- Caretaker government to dispute plan in Constitutional Court
- Rajoy struggles to seal government deal as impasse drags on
Nationalists in Catalonia approved a plan to secede from Spain in a vote held by the region’s parliament, defying the nation’s Constitutional Court and challenging acting Prime Minister Mariano Rajoy as he struggles to form a government.
Spain’s caretaker administration said it has called on the state’s attorney to present a challenge before the Constitutional Court dismissing the plan, which lists the steps that would be followed to create independence, including drafting a Catalan constitution.
The latest escalation in the multiyear separatist movement signals renewed impetus from Catalans to break away from Spain. It coincides with a seven-month political deadlock sparked by two inconclusive elections that left the nation without a government. While Rajoy increased his party’s seats in parliament in the second vote, he’s failed to agree on governing terms with other parties, fueling prospects for a third election.
Opposition leaders echoed the government’s rejection of the Catalan plan. The head of the Socialist party, Pedro Sanchez, said there can be no democracy without common rules, while Albert Rivera, the Catalan-born leader of liberals Ciudadanos, described it as a attack on Spanish democracy. They both have rejected supporting Rajoy’s candidacy to become premier again.

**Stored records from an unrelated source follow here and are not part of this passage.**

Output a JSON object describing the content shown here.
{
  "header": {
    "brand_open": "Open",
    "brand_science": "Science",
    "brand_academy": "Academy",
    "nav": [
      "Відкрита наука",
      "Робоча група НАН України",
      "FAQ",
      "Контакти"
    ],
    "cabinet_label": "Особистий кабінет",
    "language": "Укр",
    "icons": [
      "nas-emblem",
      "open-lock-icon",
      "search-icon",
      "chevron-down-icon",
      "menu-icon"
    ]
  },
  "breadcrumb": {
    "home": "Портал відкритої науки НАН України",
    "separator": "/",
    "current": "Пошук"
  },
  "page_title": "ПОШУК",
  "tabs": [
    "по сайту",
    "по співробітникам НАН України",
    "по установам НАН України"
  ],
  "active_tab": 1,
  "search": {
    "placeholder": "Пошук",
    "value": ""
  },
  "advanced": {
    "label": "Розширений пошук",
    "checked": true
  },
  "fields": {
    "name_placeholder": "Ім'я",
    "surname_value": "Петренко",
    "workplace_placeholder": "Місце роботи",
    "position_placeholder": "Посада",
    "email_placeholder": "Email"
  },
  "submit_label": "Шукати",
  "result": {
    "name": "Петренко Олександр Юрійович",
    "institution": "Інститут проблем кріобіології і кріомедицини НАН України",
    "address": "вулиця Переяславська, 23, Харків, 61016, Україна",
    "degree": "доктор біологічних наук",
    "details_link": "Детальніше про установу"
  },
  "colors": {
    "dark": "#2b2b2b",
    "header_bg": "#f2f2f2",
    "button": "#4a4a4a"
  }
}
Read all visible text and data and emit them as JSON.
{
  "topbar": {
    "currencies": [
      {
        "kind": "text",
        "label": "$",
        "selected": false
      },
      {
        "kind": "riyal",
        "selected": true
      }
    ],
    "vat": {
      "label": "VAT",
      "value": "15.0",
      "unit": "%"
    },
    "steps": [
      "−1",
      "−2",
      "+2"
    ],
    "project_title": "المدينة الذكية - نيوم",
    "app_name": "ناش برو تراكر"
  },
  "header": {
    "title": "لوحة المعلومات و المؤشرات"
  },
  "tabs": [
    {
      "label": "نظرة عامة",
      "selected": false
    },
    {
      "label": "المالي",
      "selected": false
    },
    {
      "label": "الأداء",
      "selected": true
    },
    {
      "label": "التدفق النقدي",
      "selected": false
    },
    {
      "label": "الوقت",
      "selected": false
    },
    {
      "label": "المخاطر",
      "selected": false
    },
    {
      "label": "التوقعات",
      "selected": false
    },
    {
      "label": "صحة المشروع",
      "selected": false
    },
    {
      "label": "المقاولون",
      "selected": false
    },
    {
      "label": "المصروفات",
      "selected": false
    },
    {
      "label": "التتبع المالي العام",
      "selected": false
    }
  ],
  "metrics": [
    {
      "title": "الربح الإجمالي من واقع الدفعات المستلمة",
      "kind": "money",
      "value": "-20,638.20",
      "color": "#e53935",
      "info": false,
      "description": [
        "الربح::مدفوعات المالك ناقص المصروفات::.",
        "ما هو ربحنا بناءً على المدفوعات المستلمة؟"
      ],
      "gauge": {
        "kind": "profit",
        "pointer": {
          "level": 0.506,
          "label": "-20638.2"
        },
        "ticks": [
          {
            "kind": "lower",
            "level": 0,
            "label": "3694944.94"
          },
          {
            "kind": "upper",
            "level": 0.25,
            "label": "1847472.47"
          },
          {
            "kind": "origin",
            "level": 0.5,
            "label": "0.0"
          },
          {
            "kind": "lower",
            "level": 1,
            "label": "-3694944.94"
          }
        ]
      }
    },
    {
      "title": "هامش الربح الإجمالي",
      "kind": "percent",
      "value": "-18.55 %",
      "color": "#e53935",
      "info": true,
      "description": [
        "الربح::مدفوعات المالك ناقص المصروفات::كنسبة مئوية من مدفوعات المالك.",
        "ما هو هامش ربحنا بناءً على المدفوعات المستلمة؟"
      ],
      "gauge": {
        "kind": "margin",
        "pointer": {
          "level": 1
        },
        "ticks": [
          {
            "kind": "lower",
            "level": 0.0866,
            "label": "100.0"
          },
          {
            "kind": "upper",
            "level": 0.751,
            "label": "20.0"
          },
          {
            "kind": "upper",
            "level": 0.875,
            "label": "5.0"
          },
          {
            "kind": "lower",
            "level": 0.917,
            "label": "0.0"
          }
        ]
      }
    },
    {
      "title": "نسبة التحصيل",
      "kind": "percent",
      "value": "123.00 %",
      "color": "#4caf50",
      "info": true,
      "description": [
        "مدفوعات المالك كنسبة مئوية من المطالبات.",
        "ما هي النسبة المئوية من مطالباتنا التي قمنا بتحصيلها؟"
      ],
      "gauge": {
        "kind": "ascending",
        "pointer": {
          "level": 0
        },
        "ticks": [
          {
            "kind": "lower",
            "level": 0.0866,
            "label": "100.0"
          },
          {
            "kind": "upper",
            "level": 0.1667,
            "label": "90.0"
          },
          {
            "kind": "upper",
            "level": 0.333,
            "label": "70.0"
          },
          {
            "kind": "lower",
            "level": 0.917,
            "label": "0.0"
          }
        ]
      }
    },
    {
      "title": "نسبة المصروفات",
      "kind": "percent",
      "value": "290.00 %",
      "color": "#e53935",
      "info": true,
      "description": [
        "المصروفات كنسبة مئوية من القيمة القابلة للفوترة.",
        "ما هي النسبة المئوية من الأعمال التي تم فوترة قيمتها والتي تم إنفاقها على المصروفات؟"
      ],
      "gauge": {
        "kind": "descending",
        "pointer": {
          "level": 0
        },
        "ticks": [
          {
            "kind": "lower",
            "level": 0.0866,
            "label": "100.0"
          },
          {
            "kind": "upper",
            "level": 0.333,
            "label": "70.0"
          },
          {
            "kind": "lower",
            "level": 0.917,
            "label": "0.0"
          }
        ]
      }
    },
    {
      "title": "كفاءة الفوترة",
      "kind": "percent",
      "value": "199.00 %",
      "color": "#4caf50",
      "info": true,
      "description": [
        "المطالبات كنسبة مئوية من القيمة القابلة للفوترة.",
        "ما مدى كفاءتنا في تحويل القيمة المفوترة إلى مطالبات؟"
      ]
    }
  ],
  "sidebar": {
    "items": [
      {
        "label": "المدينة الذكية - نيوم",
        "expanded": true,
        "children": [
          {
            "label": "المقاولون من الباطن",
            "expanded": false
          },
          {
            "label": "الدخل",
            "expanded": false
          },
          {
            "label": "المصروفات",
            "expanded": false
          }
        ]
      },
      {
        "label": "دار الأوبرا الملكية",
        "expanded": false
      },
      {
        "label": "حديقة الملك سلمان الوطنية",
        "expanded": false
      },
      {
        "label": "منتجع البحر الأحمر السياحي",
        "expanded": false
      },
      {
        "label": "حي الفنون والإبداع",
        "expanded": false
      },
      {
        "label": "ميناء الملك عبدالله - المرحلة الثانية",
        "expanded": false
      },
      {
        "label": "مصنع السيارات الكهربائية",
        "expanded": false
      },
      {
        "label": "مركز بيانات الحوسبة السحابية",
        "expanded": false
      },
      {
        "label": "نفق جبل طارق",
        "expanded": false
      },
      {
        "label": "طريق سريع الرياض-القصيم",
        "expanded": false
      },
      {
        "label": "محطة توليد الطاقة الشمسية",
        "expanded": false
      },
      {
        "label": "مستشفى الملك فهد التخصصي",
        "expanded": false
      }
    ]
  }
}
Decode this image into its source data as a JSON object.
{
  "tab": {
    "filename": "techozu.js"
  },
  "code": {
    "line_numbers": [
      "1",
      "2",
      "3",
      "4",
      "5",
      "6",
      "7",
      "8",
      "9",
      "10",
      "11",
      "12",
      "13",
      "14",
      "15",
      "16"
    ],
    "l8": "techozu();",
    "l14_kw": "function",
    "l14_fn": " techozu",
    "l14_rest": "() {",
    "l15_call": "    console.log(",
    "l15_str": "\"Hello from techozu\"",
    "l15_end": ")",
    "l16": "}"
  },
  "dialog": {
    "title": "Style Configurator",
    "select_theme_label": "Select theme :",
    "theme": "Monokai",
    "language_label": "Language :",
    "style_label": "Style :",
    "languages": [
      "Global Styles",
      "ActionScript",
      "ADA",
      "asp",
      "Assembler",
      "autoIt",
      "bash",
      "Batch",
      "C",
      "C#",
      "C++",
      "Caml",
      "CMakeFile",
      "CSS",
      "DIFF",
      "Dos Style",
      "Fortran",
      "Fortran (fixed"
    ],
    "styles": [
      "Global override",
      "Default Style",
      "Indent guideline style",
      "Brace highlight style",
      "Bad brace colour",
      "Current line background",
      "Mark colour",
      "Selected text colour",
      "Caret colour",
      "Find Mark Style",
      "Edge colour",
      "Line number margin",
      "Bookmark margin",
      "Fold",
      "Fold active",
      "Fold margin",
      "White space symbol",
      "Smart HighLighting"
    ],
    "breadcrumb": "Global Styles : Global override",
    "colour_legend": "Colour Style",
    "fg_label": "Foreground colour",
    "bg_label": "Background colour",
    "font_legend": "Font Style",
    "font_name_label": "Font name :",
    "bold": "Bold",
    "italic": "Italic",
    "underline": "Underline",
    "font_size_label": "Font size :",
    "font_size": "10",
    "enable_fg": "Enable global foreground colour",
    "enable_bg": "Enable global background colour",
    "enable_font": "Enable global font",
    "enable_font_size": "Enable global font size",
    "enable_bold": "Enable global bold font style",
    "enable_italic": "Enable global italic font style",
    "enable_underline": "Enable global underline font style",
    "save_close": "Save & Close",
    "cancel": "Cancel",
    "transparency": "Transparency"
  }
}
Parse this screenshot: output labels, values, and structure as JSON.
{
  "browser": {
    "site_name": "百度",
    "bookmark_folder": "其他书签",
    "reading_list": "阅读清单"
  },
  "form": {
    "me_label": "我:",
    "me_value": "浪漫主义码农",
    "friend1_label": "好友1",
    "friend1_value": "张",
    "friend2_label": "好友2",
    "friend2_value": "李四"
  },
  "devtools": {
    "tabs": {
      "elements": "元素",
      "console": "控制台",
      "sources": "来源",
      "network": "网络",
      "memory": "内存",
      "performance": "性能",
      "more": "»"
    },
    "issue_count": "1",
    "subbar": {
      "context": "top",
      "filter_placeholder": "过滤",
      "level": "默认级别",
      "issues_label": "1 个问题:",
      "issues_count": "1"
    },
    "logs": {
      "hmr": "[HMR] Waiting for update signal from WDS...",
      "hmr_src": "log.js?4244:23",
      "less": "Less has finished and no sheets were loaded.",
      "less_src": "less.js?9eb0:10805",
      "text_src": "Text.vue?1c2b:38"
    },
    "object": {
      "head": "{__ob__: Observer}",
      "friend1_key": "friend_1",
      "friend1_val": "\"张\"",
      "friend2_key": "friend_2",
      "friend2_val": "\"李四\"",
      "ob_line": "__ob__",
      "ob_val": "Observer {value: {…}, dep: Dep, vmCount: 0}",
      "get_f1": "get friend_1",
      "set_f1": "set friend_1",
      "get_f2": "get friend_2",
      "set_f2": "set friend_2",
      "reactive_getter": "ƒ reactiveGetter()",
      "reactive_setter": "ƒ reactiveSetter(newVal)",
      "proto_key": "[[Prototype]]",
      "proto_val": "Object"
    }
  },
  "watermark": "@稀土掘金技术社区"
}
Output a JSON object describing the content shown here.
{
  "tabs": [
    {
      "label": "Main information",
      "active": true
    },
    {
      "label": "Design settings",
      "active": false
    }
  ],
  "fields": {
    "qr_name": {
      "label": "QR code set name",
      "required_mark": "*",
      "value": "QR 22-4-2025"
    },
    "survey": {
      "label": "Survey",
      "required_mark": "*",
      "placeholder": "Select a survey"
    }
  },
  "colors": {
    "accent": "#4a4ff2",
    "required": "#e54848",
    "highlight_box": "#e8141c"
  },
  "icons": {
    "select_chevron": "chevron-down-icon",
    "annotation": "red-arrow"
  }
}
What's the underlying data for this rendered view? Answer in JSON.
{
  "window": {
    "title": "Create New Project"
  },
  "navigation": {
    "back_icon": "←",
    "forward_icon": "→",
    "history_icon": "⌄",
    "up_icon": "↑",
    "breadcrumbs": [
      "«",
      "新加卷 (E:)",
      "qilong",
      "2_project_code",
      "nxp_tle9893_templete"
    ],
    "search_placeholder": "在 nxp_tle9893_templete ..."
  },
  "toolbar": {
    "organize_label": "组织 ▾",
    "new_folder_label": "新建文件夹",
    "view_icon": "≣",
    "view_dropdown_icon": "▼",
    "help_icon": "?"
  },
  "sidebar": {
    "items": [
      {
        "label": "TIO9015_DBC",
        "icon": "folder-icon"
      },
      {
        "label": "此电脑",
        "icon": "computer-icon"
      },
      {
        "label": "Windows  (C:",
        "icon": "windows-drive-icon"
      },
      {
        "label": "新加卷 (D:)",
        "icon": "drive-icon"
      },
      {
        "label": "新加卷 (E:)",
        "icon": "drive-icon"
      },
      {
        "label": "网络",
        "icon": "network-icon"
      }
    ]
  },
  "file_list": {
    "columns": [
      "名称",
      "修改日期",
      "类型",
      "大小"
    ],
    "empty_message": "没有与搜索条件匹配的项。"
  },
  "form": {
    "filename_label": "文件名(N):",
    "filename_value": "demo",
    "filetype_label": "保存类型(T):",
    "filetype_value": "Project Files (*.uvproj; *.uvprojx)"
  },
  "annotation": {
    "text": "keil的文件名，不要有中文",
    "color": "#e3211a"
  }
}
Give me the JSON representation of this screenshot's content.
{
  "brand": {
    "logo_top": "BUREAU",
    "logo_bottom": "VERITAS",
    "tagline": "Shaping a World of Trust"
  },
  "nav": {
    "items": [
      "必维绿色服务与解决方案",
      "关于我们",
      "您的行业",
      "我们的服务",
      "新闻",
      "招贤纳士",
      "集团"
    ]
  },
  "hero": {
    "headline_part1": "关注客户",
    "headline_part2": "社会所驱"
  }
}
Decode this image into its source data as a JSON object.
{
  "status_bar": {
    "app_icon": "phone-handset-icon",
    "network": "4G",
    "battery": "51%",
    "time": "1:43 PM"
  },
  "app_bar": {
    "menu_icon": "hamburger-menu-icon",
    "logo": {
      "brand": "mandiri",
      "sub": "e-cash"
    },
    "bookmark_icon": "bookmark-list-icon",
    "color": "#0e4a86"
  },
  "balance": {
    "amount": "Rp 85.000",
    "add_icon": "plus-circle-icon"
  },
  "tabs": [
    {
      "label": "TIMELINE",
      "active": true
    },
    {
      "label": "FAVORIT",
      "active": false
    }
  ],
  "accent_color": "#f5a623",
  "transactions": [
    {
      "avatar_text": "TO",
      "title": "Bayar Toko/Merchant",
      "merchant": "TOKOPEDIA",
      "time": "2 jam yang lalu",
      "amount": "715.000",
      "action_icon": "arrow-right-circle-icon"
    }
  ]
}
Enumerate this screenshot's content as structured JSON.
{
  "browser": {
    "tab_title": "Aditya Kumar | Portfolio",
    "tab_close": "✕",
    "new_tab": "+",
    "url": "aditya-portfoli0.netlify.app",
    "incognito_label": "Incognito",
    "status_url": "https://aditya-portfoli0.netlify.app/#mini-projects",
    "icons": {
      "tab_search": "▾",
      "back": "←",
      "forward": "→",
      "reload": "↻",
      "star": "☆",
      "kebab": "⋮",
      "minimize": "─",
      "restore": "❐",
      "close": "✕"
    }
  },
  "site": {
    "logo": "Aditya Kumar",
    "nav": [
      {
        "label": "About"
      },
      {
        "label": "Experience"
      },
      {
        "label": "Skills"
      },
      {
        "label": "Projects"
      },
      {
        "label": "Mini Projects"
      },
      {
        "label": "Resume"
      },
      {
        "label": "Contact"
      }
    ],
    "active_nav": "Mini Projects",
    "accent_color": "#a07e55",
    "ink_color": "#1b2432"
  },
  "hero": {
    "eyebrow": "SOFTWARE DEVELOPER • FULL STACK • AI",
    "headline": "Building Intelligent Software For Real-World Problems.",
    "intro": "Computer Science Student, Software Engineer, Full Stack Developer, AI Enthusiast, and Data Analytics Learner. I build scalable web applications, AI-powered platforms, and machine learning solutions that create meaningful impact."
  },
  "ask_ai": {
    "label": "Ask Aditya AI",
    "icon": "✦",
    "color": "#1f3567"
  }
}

The 61-year-old Popular Party leader is due to meet King Felipe on Thursday to discuss the state of government negotiations. Facing a parliamentary defeat, Rajoy has said he won’t undergo a vote of confidence in the 350-seat chamber that is needed to become PM unless he has received enough pledged support from rivals to guarantee his victory.